I have done my share of cooking from Nami's recipes and not once did any of them fail me. One of the simple recipes that I picked up from her site is this one, the Salmon Onigiri. Not only are they so easy to prepare but also, I get to use leftover salmon too. I always serve grilled salmon to the kids and sometimes, the leftovers get a new life with these rice and salmon balls. They're simple, easy and economical.
Nami's expertise doesn't end there because recently, she and her husband launched a sashimi online shop in the U.S. that carries the name Fish for Sushi. Their aim is to sell high quality super frozen fish that retains the freshness from the boat until your table. The super freezing process is the best method used to preserve the freshness of the fish. As soon as they are caught, they are immediately gutted in the fishing boats then placed in super freezers where they are frozen at a very low temperature of -76°F (-60°C). And that is how fresh the fish will be when it arrives to you. It's all about the concept of "Catch to Kitchen".
The pictures below were provided by Fish for Sushi. From top to bottom: Salmon Sashimi, Tuna Sashimi and Scallops Sashimi.

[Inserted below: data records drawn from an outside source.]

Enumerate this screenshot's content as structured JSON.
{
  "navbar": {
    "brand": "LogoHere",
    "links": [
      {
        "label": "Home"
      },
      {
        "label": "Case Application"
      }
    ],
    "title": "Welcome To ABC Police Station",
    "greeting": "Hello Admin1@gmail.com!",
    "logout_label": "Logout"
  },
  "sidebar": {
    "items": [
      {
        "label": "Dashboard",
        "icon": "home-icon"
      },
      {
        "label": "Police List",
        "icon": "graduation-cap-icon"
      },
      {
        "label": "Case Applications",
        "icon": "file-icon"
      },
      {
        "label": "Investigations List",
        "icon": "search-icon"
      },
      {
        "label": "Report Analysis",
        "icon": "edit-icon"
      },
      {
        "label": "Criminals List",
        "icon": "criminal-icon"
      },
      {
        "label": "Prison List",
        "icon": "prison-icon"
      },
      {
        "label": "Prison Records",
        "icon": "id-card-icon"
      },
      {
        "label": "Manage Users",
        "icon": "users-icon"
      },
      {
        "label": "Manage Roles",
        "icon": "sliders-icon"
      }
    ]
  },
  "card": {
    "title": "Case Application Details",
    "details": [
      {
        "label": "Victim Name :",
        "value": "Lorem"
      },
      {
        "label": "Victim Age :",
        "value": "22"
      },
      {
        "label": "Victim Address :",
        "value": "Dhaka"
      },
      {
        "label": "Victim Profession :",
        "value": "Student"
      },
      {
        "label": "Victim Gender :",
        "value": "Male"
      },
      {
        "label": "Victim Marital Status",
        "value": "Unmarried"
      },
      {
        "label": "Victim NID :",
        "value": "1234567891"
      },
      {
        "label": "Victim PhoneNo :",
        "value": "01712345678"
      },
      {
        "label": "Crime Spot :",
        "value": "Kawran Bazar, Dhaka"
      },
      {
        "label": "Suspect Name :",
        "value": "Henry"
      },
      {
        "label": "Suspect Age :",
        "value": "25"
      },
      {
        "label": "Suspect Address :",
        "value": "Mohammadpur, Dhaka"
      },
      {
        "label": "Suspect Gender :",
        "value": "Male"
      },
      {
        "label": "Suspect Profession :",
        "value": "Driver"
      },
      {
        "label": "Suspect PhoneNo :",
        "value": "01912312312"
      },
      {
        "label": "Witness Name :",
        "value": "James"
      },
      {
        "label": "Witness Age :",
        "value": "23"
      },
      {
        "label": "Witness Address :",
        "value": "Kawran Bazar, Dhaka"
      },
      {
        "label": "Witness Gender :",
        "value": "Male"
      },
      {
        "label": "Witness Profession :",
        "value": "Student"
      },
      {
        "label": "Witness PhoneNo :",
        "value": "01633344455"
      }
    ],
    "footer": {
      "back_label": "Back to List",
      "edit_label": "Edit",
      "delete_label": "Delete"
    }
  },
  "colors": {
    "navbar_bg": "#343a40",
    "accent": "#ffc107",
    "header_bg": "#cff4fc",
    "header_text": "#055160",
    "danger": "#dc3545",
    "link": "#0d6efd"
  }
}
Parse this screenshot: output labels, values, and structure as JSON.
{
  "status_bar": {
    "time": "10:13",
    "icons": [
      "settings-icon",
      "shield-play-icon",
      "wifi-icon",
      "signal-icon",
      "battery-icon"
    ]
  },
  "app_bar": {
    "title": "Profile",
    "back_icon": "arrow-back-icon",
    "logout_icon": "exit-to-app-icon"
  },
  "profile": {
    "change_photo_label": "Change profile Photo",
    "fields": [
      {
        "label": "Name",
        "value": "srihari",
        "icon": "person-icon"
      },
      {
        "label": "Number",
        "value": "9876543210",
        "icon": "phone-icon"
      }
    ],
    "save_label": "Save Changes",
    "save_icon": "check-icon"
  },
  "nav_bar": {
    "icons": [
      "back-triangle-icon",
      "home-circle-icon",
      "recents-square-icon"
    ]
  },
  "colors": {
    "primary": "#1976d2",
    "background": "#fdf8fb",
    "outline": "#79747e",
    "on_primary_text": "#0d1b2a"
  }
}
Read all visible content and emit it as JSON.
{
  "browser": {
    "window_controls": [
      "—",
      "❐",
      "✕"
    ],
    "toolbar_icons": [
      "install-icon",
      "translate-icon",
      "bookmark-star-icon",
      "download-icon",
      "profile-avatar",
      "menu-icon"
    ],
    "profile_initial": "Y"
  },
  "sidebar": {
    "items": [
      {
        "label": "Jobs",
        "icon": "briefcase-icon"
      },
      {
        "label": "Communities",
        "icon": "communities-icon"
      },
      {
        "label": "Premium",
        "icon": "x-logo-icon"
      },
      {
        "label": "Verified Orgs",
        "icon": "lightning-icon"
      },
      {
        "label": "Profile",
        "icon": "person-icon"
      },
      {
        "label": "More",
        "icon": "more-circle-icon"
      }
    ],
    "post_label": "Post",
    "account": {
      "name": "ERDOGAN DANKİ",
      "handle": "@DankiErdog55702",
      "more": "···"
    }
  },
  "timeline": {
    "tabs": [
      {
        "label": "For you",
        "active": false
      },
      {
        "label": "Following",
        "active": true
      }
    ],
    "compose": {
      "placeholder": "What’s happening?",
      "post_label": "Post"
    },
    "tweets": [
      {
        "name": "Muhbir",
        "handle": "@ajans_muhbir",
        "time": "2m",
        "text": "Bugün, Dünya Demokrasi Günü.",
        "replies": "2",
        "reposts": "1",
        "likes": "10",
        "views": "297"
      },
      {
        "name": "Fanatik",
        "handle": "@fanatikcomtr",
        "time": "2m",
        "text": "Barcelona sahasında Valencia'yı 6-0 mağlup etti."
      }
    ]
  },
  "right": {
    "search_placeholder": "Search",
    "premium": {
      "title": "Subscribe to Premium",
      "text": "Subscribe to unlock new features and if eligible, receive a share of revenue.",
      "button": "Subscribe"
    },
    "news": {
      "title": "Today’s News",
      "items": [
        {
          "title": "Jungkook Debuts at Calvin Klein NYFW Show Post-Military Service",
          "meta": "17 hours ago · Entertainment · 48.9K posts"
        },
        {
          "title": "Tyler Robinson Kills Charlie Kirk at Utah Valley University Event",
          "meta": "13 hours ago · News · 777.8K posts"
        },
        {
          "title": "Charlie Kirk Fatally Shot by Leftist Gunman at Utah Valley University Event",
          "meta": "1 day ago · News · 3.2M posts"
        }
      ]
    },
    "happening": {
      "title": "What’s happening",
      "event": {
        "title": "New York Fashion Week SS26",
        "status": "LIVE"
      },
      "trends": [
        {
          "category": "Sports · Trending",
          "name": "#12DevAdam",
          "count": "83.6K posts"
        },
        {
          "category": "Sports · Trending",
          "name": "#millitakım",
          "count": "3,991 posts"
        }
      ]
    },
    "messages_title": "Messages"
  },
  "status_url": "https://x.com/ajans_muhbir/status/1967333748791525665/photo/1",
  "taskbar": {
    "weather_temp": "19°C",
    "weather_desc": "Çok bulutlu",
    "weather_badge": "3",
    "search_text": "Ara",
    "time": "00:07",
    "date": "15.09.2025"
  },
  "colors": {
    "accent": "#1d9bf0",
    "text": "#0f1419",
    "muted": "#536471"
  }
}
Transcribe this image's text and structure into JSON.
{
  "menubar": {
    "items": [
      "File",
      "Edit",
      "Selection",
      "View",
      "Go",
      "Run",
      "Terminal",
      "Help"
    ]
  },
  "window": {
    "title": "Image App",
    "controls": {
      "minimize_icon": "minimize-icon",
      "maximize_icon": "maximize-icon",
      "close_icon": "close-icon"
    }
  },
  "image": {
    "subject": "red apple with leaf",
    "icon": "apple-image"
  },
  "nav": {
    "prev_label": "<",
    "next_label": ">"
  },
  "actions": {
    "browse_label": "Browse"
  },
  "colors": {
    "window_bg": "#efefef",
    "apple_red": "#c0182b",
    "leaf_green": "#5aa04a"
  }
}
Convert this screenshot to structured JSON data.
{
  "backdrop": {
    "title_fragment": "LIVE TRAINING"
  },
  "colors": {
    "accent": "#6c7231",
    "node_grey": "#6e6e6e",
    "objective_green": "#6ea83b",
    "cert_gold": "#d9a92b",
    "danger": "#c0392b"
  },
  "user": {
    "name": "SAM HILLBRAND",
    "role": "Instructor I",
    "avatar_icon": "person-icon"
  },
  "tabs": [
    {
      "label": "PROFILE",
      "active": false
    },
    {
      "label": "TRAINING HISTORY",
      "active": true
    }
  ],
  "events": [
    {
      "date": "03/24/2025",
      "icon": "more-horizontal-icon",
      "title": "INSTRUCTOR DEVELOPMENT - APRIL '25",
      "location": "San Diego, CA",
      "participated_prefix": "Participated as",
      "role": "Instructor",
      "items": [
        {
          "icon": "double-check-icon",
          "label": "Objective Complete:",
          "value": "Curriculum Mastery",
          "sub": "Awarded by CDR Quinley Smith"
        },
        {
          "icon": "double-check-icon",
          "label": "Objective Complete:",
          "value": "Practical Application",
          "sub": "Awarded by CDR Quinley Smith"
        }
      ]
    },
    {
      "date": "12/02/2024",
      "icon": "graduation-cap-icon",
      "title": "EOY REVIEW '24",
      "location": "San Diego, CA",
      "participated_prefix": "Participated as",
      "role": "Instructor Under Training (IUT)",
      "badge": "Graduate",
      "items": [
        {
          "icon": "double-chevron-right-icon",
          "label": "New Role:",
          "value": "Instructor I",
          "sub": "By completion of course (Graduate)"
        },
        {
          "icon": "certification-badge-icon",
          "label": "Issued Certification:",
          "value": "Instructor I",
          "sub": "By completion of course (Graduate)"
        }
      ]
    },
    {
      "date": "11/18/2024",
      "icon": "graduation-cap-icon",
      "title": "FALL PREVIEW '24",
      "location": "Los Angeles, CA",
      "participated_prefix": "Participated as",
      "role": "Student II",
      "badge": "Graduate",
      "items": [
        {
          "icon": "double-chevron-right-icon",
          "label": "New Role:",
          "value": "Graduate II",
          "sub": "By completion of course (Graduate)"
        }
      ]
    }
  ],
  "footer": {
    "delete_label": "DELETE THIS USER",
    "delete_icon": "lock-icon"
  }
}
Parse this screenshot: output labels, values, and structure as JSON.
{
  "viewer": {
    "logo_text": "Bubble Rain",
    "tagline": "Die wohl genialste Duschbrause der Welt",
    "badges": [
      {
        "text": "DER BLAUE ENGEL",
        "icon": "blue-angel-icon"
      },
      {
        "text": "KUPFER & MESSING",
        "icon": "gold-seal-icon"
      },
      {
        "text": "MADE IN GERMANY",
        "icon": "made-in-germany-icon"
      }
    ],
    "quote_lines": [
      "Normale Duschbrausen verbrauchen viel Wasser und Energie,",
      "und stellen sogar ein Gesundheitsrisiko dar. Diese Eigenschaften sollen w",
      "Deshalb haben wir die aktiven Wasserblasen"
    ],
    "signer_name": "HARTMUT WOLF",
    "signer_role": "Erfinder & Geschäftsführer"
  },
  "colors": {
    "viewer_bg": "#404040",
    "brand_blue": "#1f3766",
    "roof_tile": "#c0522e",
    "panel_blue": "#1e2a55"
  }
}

For more information, please visit Fish for Sushi.
Thanks for dropping by and have a good week everyone!
Salmon Onigiri (Japanese Rice Balls)
Original recipe taken from Just One Cookbook
- 200 grams or 1 fillet cooked salmon, broken up to small pieces
- Extra virgin olive oil (or olive oil)
- 2 cups uncooked Japanese or sushi rice
- 2 tablespoons sesame seeds
- 5 sisho leaves (in place of this one, I used parsley), chiffonaded
- 1 tablespoon cooking sake
- 1-1/2 tablespoons soy sauce
- 1-1/2 teaspoons sugar
- 1/2 teaspoon ginger, grated
- nori seaweeds (optional)
- Over high heat, in a medium pot, cook the rice with 3-1/2 cups of water. When it boils, lower the heat to the lowest, cover but leaving a little space open leave until cooked through, about 15 minutes.
- Meanwhile, over medium heat, in a medium saucepan with a little bit of extra virgin olive oil, sautè the salmon.
- Add the cooking sake, soy sauce, sugar, ginger and sesame seeds in the saucepan and mix well.
- When the rice is cooked, mix it together with the salmon.
- When the rice has cooled down a bit but still warm, shape the mixture to rice balls or triangular shapes with moist hands.
- Wrap them with nori seaweeds if you are using them.